SCAQMD Rule 1415 Registration Process Moves Online
Are you aware of an upcoming and important change to the South Coast AQMD (SCAQMD) Rule 1415 registration process? Facilities with regulated air-conditioning systems pay attention because the SCAQMD Rule 1415 registration process is moving online.
We’ve been saying it for a while now: Paper is the past when it comes to HVAC/R compliance, and this shift with the SCAQMD Rule 1415 program further solidifies this fact and is but another example of the transition away from paper. With little time left, here’s the details your facility needs to know now.
Last Day for Paper Submissions is July 31
Facilities with regulated air-conditioning systems by the SCAQMD Rule 1415 should be aware that beginning August 1, 2020, electronic registrations will be required.
Indeed, after July 31, 2020, all paper submissions will not be accepted. In other words, there’s little time left for those that are still using paper.
As a reminder, SCAQMD Rule 1415 has numerous requirements including as it relates to submitting registration; performing an annual audit; and conducting leak inspections and repairs.
A Registration Plan must be submitted to the agency 1) at the start of operation, and 2) every two years thereafter. This plan includes information such as facility name and address; type of business; number of air-conditioning systems in operation; type of refrigerant in each system; full charge of each system; and date of last audit. All of this information will be submitted online, starting August 1st.
Keep Accurate Records to Ensure Rule 1415 Compliance
Have a plan in place now to ensure a smooth transition to the online registration process.
It’s especially important to make sure that, amidst this transition, accurate recordkeeping for compliance is maintained.
In these unsettling times of COVID-19, the last thing you would want is to have your facility investigated or be issued a notice of violation, or, worse, fined.
Typically, our refrigerant geeks have learned, SCAQMD comes to your facility and asks for the required documentation.
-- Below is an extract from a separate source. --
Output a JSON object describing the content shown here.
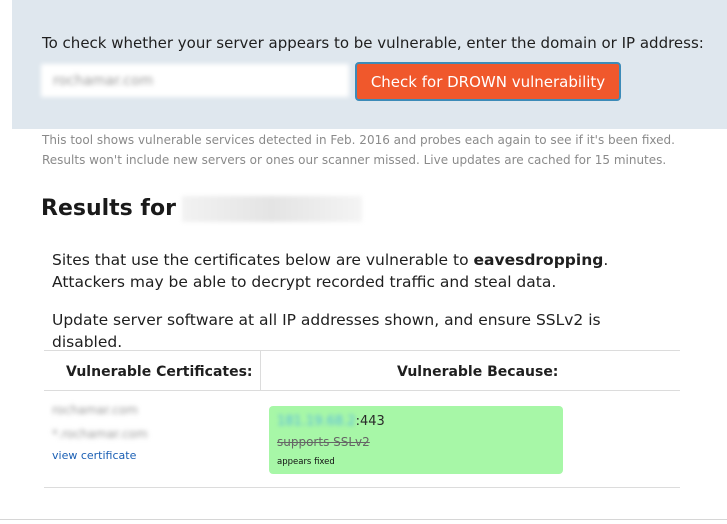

If they don’t obtain what they requested, they will send you a letter to the designated contact in your Registration Plan.
Ted Atwood, President of Trakref, states, “You then have about four weeks to respond. If no response occurs, then a non-compliance letter is sent and a case is now open.”
If your facility has been disrupted due to COVID-19 and you question your preparedness for such a scenario, now may be a good time to assess whether your facility, too, should move past paper-based hassles and into the future with electronic recordkeeping.
If you have any questions or concerns about how best to go about this electronic transition, feel free to schedule a free 15-minute consultation to speak with one of our refrigerant geeks.
That’s the latest with Rule 1415, and it certainly shows that paper is the past.
HVAC/R Industry Transitioning to Electronic Records
Numerous regulatory agencies are now emphasizing electronic recordkeeping for refrigerant compliance, including EPA 608, CARB, and now SCAQMD.
That’s why we put together a one-pager on the top 10 HVAC/R documentation practices you should be following to ensure compliance.
Get the one-pager now by clicking the button below.
Thanks for reading the Trakref blog, and be sure to tune in next week for our popular monthly #HVACNewsRoundup.
With an extensive background in HVAC/R public affairs and communications, Elizabeth Ortlieb serves as the Content Strategist & Policy Analyst for Trakref, where she tracks policy trends and provides updates to multi-level stakeholders. She can be reached at firstname.lastname@example.org